“I wish it was us. It’s hard not to feel happy for everybody because there’s a lot of work that goes into this paddock from all the teams.”

Lewis Hamilton aims to match Michael Schumacher’s F1 win record

Lewis Hamilton Schumacher record
Mark Sutton - Pool/Getty Images
Leave a comment

SOCHI, Russia — Lewis Hamilton has set many Formula One marks over the years, but few are as significant as the Michael Schumacher record he can match Sunday at the Russian Grand Prix.

Victory for Hamilton at the Sochi Olympic Park would see him draw level with Schumacher at 91 career victories, more than any other driver in the 70-year history of F1.

It also would increase Hamilton’s commanding 55-point lead over teammate Valtteri Bottas in the championship standings, putting him closer to a seventh world championship, matching another Schumacher record.

YOU’RE INVITED: Bubba Wallace hopes to see Lewis Hamilton at Daytona

History is on the side of Hamilton, who won Sept. 13 at Mugello.

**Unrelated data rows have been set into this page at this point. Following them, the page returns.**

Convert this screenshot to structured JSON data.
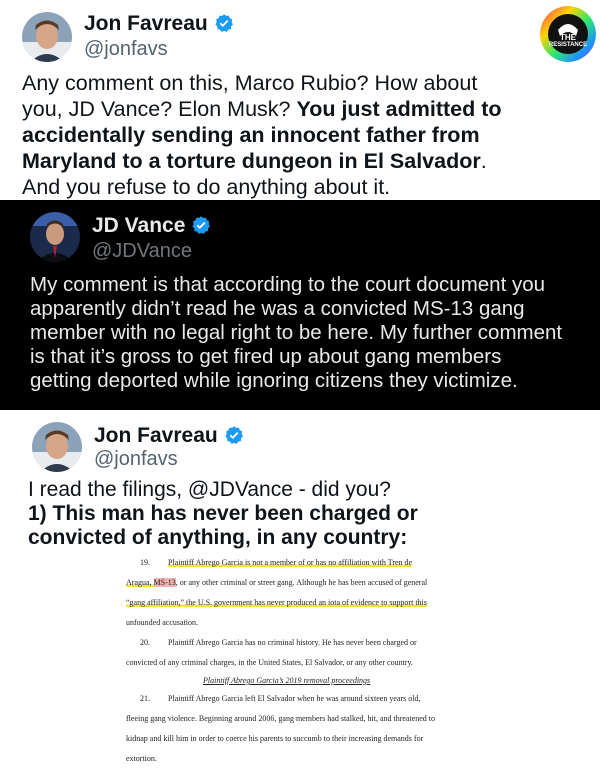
{
  "tweet1": {
    "name": "Jon Favreau",
    "handle": "@jonfavs",
    "lines": [
      [
        "Any comment on this, Marco Rubio? How about"
      ],
      [
        "you, JD Vance? Elon Musk? ",
        "You just admitted to"
      ],
      [
        "accidentally sending an innocent father from"
      ],
      [
        "Maryland to a torture dungeon in El Salvador",
        "."
      ],
      [
        "And you refuse to do anything about it."
      ]
    ],
    "logo_text_top": "THE",
    "logo_text_bottom": "RESISTANCE"
  },
  "tweet2": {
    "name": "JD Vance",
    "handle": "@JDVance",
    "lines": [
      "My comment is that according to the court document you",
      "apparently didn’t read he was a convicted MS-13 gang",
      "member with no legal right to be here. My further comment",
      "is that it’s gross to get fired up about gang members",
      "getting deported while ignoring citizens they victimize."
    ]
  },
  "tweet3": {
    "name": "Jon Favreau",
    "handle": "@jonfavs",
    "line1": "I read the filings, @JDVance - did you?",
    "line2": "1) This man has never been charged or",
    "line3": "convicted of anything, in any country:"
  },
  "document": {
    "p19_num": "19.",
    "p19_l1": "Plaintiff Abrego Garcia is not a member of or has no affiliation with Tren de",
    "p19_l2a": "Aragua, ",
    "p19_l2b": "MS-13",
    "p19_l2c": ", or any other criminal or street gang. Although he has been accused of general",
    "p19_l3": "“gang affiliation,” the U.S. government has never produced an iota of evidence to support this",
    "p19_l4": "unfounded accusation.",
    "p20_num": "20.",
    "p20_l1": "Plaintiff Abrego Garcia has no criminal history. He has never been charged or",
    "p20_l2": "convicted of any criminal charges, in the United States, El Salvador, or any other country.",
    "section": "Plaintiff Abrego Garcia’s 2019 removal proceedings",
    "p21_num": "21.",
    "p21_l1": "Plaintiff Abrego Garcia left El Salvador when he was around sixteen years old,",
    "p21_l2": "fleeing gang violence. Beginning around 2006, gang members had stalked, hit, and threatened to",
    "p21_l3": "kidnap and kill him in order to coerce his parents to succumb to their increasing demands for",
    "p21_l4": "extortion."
  },
  "colors": {
    "verified": "#1d9bf0",
    "highlight": "#f2e23a"
  }
}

He’s won four of the six Russian races so far, and all six were won by Mercedes drivers. His closest challenger is likely to be Bottas, who beat Hamilton in the 2017 edition of the Russian Grand Prix.

Elsewhere in the championship hunt, Red Bull driver Max Verstappen’s season has gone up in smoke since his Aug. 9 victory at Silverstone. An overheating engine forced the Dutch driver out of the Sept. 6 race at Monza and then a similar problem struck just before the start at Mugello. Verstappen was far slower off the line than the cars around him and was struck by Kimi Raikkonen’s Alfa Romeo.

That leaves Verstappen 80 points off Hamilton in the standings and a 25-point deficit to Bottas.

If Hamilton does win to tie Schumachher at Sochi, more fans will see it in person than any other race in a 2020 season mostly run before empty grandstands because of the novel coronavirus (COVID-19) pandemic. Organizers say the race weekend is sold out but haven’t given final ticket sales figures.

Race promoter Alexei Titov previously told Russian state TV that the stands would be at 50 percent of their capacity, which equates to around 30,000 spectators.

That’s far more than the previous season high of 3,000 fans for the most recent race, the Tuscan Grand Prix at the Mugello circuit.

Unlike at the last two races in Italy, there will be a full entertainment program on offer for fans with concerts featuring some of Russia’s most popular musicians.

Russian organizers say they’re taking precautions to keep fans safe and will have medical staff posted at checkpoints around the venue, and that spectators will have their temperature measured on entry.